By Prasun Sonwalkar
British Asians with origins in the Indian subcontinent have shifted their investments from the stock exchange to the property market to emerge as major real estate buyers in Britain. Given to a culture of savings, British Asians are distrustful of the stock market and prefer the safer property option.
David Galman, sales director of Galliard Homes, says he has noticed a marked increase in interest from British Asians in the property market and has taken a stand at the forthcoming Asian Lifestyle show at Olympia. “For the past 12 or 18 months the majority of our sales in London have been to Asian professionals or business people,” he says. “We have been advertising in the Asian press and I have appointed a couple of people specifically to look after important Asian investors.” Part of the upsurge in interest is a cautious attitude, Galman says. “They are not interested in pensions or the stock market, they want somewhere safe to put their money.”
Trade reports say that the British Asians are open to the new property concepts such as ‘aparthotel’, which basically means that an investor buys a suite in a building that is run more like a hotel than a block of flats, with a hall porter, maid service and even room service.
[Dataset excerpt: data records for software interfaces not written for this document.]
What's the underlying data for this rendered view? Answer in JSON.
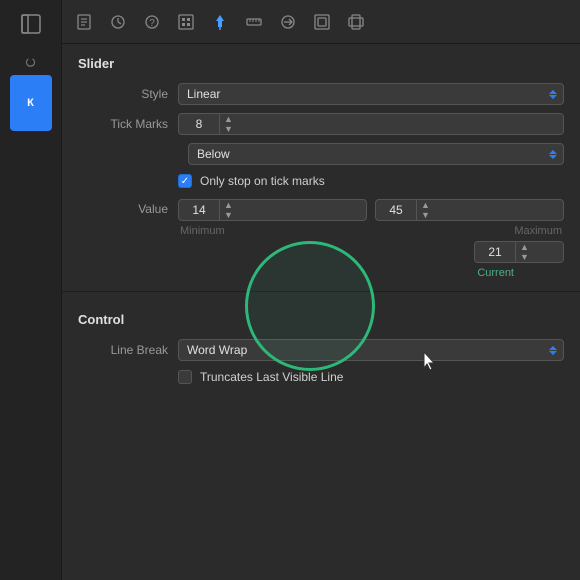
{
  "toolbar": {
    "icons": [
      {
        "name": "panel-icon",
        "symbol": "⊞",
        "active": false
      },
      {
        "name": "doc-icon",
        "symbol": "☐",
        "active": false
      },
      {
        "name": "clock-icon",
        "symbol": "◔",
        "active": false
      },
      {
        "name": "help-icon",
        "symbol": "?",
        "active": false
      },
      {
        "name": "grid-icon",
        "symbol": "⊟",
        "active": false
      },
      {
        "name": "pin-icon",
        "symbol": "⬆",
        "active": true
      },
      {
        "name": "ruler-icon",
        "symbol": "☰",
        "active": false
      },
      {
        "name": "arrow-icon",
        "symbol": "➡",
        "active": false
      },
      {
        "name": "stack-icon",
        "symbol": "⧉",
        "active": false
      },
      {
        "name": "rect-icon",
        "symbol": "▬",
        "active": false
      }
    ]
  },
  "sidebar": {
    "text": "С",
    "blue_label": "К"
  },
  "slider_section": {
    "title": "Slider",
    "style_label": "Style",
    "style_value": "Linear",
    "tick_marks_label": "Tick Marks",
    "tick_marks_value": "8",
    "tick_position_value": "Below",
    "checkbox_label": "Only stop on tick marks",
    "value_label": "Value",
    "minimum_value": "14",
    "maximum_value": "45",
    "current_value": "21",
    "min_label": "Minimum",
    "max_label": "Maximum",
    "current_label": "Current"
  },
  "control_section": {
    "title": "Control",
    "line_break_label": "Line Break",
    "line_break_value": "Word Wrap",
    "truncates_label": "Truncates Last Visible Line"
  }
}
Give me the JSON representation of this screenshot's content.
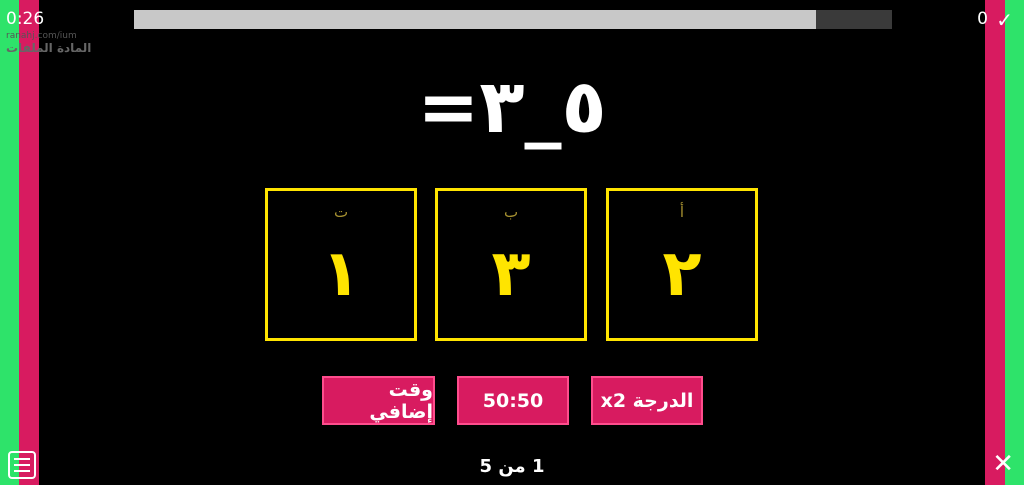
{
  "header": {
    "timer": "0:26",
    "score": "0",
    "watermark_line1": "ranahj.com/ium",
    "watermark_line2": "المادة الملفات",
    "progress": 0.9
  },
  "question": {
    "text": "٥_٣="
  },
  "options": [
    {
      "letter": "أ",
      "value": "٢"
    },
    {
      "letter": "ب",
      "value": "٣"
    },
    {
      "letter": "ت",
      "value": "١"
    }
  ],
  "lifelines": {
    "double_score": "الدرجة x2",
    "fifty_fifty": "50:50",
    "extra_time": "وقت إضافي"
  },
  "footer": {
    "counter": "1 من 5"
  },
  "icons": {
    "check": "check-icon",
    "menu": "menu-icon",
    "close": "close-icon"
  },
  "colors": {
    "accent": "#ffe400",
    "button": "#d81b60",
    "edge_green": "#2ee36a"
  }
}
Galman is finding British Asians are catching on much quicker than other groups. “We are selling the aparthotel in Waterloo off-plan and getting 500 calls a day. Young British Asians get the idea instantly—less entrepreneurial Brits take a little longer,” he says. “What we have found is that families are very extended and if you establish trust with one member of the family, they will bring lots of other family members in,” Galman says. “I have a couple of clients, brothers, who said they cannot buy anything more for a couple of years, but they have other family members who would be interested—now they have become my two best suppliers.”
David Pretty, chief executive at Barratt, has also seen more interest from British Asians. “While we don’t formally measure these things, it is true to say that the British Asian community has always been important in the investment sector and has certainly been an enthusiastic participant in recent buy-to-let activity.”
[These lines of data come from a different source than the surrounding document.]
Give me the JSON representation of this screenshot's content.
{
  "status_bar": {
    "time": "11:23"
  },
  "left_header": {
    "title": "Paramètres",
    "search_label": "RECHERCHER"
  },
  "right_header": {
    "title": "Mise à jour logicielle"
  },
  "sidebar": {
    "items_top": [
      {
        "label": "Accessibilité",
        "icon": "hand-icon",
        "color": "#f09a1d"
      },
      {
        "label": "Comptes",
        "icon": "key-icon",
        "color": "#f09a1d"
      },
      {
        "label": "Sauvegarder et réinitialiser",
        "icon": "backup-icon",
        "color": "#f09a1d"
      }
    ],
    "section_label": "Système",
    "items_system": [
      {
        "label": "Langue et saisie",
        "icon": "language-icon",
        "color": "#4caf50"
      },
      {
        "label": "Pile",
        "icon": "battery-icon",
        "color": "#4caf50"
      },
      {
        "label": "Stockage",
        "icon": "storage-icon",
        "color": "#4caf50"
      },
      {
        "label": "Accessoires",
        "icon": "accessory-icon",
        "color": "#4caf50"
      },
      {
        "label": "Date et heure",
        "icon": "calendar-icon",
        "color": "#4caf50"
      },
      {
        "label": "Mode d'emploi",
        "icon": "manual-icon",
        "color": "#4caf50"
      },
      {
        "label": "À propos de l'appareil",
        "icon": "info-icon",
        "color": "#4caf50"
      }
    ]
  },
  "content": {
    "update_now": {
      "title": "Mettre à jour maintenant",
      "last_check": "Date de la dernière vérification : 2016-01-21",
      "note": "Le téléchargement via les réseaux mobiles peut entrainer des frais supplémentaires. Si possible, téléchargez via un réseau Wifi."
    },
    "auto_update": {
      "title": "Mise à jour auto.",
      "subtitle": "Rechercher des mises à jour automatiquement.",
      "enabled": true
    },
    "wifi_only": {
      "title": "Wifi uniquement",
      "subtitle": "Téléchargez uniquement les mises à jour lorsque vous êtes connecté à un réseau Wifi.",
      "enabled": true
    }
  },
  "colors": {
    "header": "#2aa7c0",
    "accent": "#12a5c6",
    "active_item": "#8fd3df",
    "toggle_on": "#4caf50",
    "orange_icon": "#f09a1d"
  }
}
Thackeray says he is not against Muslims
Bal Thackeray, the leader of the Hindu Shiv Sena party, says he is not against Indian Muslims and blames ‘infiltrators’ for stoking the fires of religious hatred and sparking communal riots in India. He says, “Their job is to incite the Muslims and run away after lighting the fire, leaving the poor innocents to die. Those who die have nothing to do with the evil motives of the infiltrators. Why should Muslims from Bangladesh come here? They have come in (millions). Why should we bear the burden?”
In an interview with BBC’s Hindi service, Thackeray said he was not bothered about his ‘Hindu fundamentalist’ image. “I have no objection with my image, I am what I am. Whether people accept or reject me, I am not worried,” he said. He denied he was against the Muslim community. “I am not against Muslims. After Partition, those who went to Pakistan are gone. Those who have stayed back, we believe, belong to us, they are ours. But today the infiltrators, who try to enter our country illegally, are the ones who bring a bad name for the Muslims living in India. Militancy is being done by foreigners and not by those who are living here, but then you know that the wet also gets burnt with the dry,” he said.
New gurdwara in Peterborough
A new gurdwara, or Sikh shrine, built at a cost of 500,000 pounds in multi-cultural Peterborough was opened last week.
Six months ago the now gleaming ornate building on Royce Road was a factory unit.
The majority of the men, women and children that make up the Sikh community in Peterborough have all given their time, effort and hard graft to make their dream a reality.
The new temple replaces the current one in Cromwell Road, which was converted from two former terraced houses in 1974.
In the early 1970s, there were only about a dozen Sikh families living in Peterborough and the temple was more than ample as a place of worship and for community events.
But as Peterborough has grown in the last 30 years, so has the Sikh community. Today there are more than 1,000 Sikhs living in Peterborough.
Said Sukhdev Singh, 44, president of the temple: “Everybody has been helping with the new temple, from cleaning to picking up rubbish to doing the physical work to transform it. You can really say it is at the heart of the community.”
Sukhdev was born in India and came over to Peterborough in 1970.
He said: “My father came over here in 1965 and then asked us to join him five years later.
“My four children, like many members of the Sikh community in Peterborough, were born in the city.
“But that doesn’t mean we want to forget our heritage and our history. We want to keep our identity.
“But we are British Sikhs and we want to make a positive contribution to Britain too.”
Manjit Singh, 46, another member of the Sikh community who has been helping with the project, added: “We are very excited about the new temple because it means we will be able to do much more for the community.
The Peterborough Racial Equality Council (PREC) has supported the new shrine.
Its director, Harmesh Lakhanpaul, said: “The Peterborough Sikh community has a rich heritage and has contributed to its economic, cultural and social make-up.”
The new temple is the second gurdwara to be built in Peterborough in recent years.
In 2002, the former L’Aristos nightclub was also turned into a gurdwara.
Peterborough is also a home to three Islamic centres, five mosques, a Hindu centre, a synagogue and many churches from different Christian denominations.
(The writer is a UK-based journalist and can be contacted on [email protected])